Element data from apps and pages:
::::

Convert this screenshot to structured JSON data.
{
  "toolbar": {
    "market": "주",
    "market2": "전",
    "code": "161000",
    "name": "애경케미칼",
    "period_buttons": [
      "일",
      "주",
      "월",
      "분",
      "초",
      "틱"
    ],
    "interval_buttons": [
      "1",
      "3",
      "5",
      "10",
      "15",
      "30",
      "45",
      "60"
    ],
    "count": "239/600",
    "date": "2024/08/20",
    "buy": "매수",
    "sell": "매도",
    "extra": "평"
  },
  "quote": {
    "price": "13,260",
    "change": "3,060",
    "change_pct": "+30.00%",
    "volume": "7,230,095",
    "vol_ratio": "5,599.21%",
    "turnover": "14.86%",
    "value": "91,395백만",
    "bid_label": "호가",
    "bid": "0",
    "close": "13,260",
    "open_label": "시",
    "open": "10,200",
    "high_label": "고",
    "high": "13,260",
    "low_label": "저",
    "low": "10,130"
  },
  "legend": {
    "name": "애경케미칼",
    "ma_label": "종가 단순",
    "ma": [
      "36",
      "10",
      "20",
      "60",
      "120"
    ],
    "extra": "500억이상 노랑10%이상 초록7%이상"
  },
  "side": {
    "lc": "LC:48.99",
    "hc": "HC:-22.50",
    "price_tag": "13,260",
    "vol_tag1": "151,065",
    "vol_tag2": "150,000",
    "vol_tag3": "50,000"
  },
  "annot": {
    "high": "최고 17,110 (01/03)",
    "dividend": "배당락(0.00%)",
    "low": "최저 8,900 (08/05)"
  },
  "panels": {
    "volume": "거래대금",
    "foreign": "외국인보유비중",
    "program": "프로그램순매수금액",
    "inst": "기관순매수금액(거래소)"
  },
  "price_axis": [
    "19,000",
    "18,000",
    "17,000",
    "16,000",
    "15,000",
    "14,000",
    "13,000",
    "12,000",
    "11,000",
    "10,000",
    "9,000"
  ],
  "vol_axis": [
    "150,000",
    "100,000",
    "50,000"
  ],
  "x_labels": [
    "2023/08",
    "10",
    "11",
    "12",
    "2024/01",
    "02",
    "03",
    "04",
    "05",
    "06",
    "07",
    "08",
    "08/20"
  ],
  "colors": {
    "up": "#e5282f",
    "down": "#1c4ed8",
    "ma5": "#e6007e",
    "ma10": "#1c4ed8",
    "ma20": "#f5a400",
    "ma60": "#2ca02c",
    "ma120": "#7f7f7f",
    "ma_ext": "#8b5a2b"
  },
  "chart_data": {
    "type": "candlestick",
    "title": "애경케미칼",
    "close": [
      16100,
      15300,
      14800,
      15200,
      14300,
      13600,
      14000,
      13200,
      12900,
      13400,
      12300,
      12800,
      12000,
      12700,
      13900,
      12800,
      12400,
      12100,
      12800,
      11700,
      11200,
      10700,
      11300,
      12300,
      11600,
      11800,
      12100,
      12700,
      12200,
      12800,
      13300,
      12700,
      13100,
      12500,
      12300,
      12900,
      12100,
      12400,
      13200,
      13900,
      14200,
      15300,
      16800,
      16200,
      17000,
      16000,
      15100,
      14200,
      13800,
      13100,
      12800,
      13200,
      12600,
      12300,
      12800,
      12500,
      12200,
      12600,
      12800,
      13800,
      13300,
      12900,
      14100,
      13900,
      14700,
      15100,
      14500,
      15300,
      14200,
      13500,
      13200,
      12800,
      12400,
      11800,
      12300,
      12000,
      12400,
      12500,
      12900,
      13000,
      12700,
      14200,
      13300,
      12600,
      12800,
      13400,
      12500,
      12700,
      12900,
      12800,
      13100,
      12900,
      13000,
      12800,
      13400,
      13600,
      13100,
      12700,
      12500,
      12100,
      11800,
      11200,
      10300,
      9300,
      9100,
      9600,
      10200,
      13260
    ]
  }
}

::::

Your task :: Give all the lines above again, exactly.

Answer section ::
Convert this screenshot to structured JSON data.
{
  "toolbar": {
    "market": "주",
    "market2": "전",
    "code": "161000",
    "name": "애경케미칼",
    "period_buttons": [
      "일",
      "주",
      "월",
      "분",
      "초",
      "틱"
    ],
    "interval_buttons": [
      "1",
      "3",
      "5",
      "10",
      "15",
      "30",
      "45",
      "60"
    ],
    "count": "239/600",
    "date": "2024/08/20",
    "buy": "매수",
    "sell": "매도",
    "extra": "평"
  },
  "quote": {
    "price": "13,260",
    "change": "3,060",
    "change_pct": "+30.00%",
    "volume": "7,230,095",
    "vol_ratio": "5,599.21%",
    "turnover": "14.86%",
    "value": "91,395백만",
    "bid_label": "호가",
    "bid": "0",
    "close": "13,260",
    "open_label": "시",
    "open": "10,200",
    "high_label": "고",
    "high": "13,260",
    "low_label": "저",
    "low": "10,130"
  },
  "legend": {
    "name": "애경케미칼",
    "ma_label": "종가 단순",
    "ma": [
      "36",
      "10",
      "20",
      "60",
      "120"
    ],
    "extra": "500억이상 노랑10%이상 초록7%이상"
  },
  "side": {
    "lc": "LC:48.99",
    "hc": "HC:-22.50",
    "price_tag": "13,260",
    "vol_tag1": "151,065",
    "vol_tag2": "150,000",
    "vol_tag3": "50,000"
  },
  "annot": {
    "high": "최고 17,110 (01/03)",
    "dividend": "배당락(0.00%)",
    "low": "최저 8,900 (08/05)"
  },
  "panels": {
    "volume": "거래대금",
    "foreign": "외국인보유비중",
    "program": "프로그램순매수금액",
    "inst": "기관순매수금액(거래소)"
  },
  "price_axis": [
    "19,000",
    "18,000",
    "17,000",
    "16,000",
    "15,000",
    "14,000",
    "13,000",
    "12,000",
    "11,000",
    "10,000",
    "9,000"
  ],
  "vol_axis": [
    "150,000",
    "100,000",
    "50,000"
  ],
  "x_labels": [
    "2023/08",
    "10",
    "11",
    "12",
    "2024/01",
    "02",
    "03",
    "04",
    "05",
    "06",
    "07",
    "08",
    "08/20"
  ],
  "colors": {
    "up": "#e5282f",
    "down": "#1c4ed8",
    "ma5": "#e6007e",
    "ma10": "#1c4ed8",
    "ma20": "#f5a400",
    "ma60": "#2ca02c",
    "ma120": "#7f7f7f",
    "ma_ext": "#8b5a2b"
  },
  "chart_data": {
    "type": "candlestick",
    "title": "애경케미칼",
    "close": [
      16100,
      15300,
      14800,
      15200,
      14300,
      13600,
      14000,
      13200,
      12900,
      13400,
      12300,
      12800,
      12000,
      12700,
      13900,
      12800,
      12400,
      12100,
      12800,
      11700,
      11200,
      10700,
      11300,
      12300,
      11600,
      11800,
      12100,
      12700,
      12200,
      12800,
      13300,
      12700,
      13100,
      12500,
      12300,
      12900,
      12100,
      12400,
      13200,
      13900,
      14200,
      15300,
      16800,
      16200,
      17000,
      16000,
      15100,
      14200,
      13800,
      13100,
      12800,
      13200,
      12600,
      12300,
      12800,
      12500,
      12200,
      12600,
      12800,
      13800,
      13300,
      12900,
      14100,
      13900,
      14700,
      15100,
      14500,
      15300,
      14200,
      13500,
      13200,
      12800,
      12400,
      11800,
      12300,
      12000,
      12400,
      12500,
      12900,
      13000,
      12700,
      14200,
      13300,
      12600,
      12800,
      13400,
      12500,
      12700,
      12900,
      12800,
      13100,
      12900,
      13000,
      12800,
      13400,
      13600,
      13100,
      12700,
      12500,
      12100,
      11800,
      11200,
      10300,
      9300,
      9100,
      9600,
      10200,
      13260
    ]
  }
}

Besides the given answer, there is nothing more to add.